you are called upon to overcome armed opposition I know that your courage is equal to the task; but remember that your only foes are the armed traitors, and shorn mercy even to them when they are in your power, for many of them are misguided.
When under your protection, the loyal men of Western Virginia have been enabled to organize and arm, they can protect themselves, and you can then return to your homes with the proud satisfaction of having saved a gallant people from destruction. Geo. B. McClellan, Maj.-Gen. U. S. A., Commanding.
I, of course, sent copies to the President, with a letter explaining the necessity of my prompt action without waiting to consult with him. To this letter I never received any reply or acknowledgment; nor did the President, or any of his civil or military advisers, ever inform me whether they approved or disapproved the course I had taken.
I must give to the Washington functionaries at least this much credit — viz., that although they gave me no as
iant movement than that from Urbana, to an attack upon Mannssas.
I know that his excellency the President, you, and I all agree in our wishes; and that these wishes are, to bring this war to a close as promptly as the means in our possession will permit.
I believe that the mass of the people have entire confidence in us — I am sure of it. Let us, then, look only to the great result to be accomplished, and disregard everything else.

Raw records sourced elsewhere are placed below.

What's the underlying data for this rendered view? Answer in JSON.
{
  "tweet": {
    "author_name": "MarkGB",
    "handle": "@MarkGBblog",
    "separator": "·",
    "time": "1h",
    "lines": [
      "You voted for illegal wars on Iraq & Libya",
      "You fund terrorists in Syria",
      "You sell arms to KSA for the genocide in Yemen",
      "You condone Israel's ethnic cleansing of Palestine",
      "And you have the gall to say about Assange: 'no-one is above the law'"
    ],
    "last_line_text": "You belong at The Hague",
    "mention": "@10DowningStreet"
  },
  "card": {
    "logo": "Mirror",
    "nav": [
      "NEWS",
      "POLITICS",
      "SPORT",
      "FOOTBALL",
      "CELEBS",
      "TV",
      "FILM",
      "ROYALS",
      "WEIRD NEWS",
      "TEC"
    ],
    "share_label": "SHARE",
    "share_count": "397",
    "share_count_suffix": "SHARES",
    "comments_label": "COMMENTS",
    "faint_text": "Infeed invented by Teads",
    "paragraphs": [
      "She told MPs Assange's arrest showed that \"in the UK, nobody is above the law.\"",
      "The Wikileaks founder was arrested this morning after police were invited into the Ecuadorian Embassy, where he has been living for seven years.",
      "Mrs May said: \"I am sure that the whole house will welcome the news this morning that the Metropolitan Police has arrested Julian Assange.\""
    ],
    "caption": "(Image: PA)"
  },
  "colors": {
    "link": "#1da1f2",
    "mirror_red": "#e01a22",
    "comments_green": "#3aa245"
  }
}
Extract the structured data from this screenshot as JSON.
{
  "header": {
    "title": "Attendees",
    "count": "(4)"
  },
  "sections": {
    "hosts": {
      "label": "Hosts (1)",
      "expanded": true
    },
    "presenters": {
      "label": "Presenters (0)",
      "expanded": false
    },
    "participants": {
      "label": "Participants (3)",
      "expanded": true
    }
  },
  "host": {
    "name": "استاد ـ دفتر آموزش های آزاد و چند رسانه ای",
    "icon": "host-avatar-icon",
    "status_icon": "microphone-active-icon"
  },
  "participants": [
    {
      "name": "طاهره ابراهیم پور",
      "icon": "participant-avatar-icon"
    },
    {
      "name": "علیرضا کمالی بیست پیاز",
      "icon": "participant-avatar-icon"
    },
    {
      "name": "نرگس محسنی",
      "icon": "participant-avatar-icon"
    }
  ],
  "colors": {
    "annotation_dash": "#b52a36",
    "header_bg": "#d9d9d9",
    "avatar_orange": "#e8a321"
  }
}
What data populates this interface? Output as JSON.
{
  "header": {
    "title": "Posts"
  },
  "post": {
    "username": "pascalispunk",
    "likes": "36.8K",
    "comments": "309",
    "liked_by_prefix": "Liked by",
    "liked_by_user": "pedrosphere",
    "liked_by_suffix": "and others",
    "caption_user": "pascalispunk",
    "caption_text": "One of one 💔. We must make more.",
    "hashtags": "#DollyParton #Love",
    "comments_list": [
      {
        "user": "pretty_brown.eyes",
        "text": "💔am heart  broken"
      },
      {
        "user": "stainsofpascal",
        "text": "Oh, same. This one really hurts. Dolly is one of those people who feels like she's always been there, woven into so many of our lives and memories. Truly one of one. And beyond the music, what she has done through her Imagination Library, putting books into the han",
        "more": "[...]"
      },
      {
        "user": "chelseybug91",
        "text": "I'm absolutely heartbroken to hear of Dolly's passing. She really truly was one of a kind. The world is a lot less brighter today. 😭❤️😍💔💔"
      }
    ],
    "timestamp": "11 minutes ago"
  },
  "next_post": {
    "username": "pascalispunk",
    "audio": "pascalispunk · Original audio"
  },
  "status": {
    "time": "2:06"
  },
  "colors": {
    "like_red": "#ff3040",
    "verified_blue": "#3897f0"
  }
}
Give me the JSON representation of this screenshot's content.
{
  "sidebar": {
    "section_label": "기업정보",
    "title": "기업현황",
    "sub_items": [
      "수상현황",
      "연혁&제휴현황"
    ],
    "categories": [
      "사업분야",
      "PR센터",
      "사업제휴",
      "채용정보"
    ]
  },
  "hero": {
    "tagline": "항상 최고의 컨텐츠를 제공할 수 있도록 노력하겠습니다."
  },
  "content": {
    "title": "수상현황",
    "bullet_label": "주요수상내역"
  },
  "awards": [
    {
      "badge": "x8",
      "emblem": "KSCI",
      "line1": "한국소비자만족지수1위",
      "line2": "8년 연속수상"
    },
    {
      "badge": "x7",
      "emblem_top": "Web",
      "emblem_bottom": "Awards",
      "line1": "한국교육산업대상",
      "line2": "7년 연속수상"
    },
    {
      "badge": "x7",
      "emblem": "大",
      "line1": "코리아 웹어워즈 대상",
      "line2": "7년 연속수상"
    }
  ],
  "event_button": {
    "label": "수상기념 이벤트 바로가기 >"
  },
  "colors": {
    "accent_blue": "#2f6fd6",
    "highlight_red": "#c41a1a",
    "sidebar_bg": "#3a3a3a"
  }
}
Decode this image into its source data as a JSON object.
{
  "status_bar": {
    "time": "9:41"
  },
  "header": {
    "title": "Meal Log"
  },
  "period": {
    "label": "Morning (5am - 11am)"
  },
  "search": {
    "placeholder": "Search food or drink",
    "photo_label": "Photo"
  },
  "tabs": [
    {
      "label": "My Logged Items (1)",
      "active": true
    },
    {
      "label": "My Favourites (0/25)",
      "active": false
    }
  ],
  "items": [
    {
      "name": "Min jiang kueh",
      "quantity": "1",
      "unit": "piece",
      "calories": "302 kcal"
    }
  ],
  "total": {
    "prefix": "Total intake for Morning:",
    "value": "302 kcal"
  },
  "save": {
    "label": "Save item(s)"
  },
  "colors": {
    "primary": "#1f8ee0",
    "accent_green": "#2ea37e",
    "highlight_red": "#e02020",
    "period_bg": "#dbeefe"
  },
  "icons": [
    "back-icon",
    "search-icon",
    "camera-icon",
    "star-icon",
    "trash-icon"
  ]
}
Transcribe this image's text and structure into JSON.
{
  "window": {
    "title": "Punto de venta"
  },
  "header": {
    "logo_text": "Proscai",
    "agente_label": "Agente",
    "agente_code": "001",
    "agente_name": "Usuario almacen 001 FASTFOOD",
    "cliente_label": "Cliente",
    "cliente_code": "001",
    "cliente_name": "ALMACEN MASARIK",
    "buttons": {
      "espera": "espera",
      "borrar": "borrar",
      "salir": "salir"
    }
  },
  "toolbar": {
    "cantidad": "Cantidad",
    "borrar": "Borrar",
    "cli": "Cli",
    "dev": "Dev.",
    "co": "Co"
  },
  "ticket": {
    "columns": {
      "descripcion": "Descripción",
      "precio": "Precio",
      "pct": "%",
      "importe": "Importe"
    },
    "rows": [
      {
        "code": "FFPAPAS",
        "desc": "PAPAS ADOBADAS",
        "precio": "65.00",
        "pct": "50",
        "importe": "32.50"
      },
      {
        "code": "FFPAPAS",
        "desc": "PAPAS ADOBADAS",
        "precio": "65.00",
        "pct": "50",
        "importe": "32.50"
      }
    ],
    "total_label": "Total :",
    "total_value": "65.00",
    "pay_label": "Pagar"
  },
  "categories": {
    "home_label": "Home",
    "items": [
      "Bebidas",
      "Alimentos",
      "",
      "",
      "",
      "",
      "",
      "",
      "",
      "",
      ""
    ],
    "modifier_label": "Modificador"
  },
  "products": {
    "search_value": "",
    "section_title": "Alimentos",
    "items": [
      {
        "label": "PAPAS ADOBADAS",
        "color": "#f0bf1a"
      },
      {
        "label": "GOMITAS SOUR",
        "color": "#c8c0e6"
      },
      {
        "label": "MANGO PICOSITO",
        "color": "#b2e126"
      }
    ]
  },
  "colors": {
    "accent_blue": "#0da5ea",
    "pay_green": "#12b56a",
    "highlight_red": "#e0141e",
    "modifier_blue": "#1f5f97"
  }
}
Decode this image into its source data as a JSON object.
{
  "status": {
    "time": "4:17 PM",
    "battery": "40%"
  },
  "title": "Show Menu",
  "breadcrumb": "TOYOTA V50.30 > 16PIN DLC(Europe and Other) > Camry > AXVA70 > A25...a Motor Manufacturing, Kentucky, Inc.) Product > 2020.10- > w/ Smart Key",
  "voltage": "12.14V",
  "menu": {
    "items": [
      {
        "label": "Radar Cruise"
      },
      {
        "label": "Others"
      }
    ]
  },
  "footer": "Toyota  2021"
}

I am, very respectfully, your obedient servant, Geo. B. McClellan, Maj.-Gen. Commanding. Hon. E. M. Stanton, Secretary of War.
This letter must have produced some effect upon the mind of the President, since the execution of his order was not required, although it was not revoked as formally as it had been issued.
Many verbal conferences ensued, in which, among other things, it was determined to collect as many canal-boats as possible, with a view to employ them largely in the transportation of the army to the lower Chesapeake.
The idea was at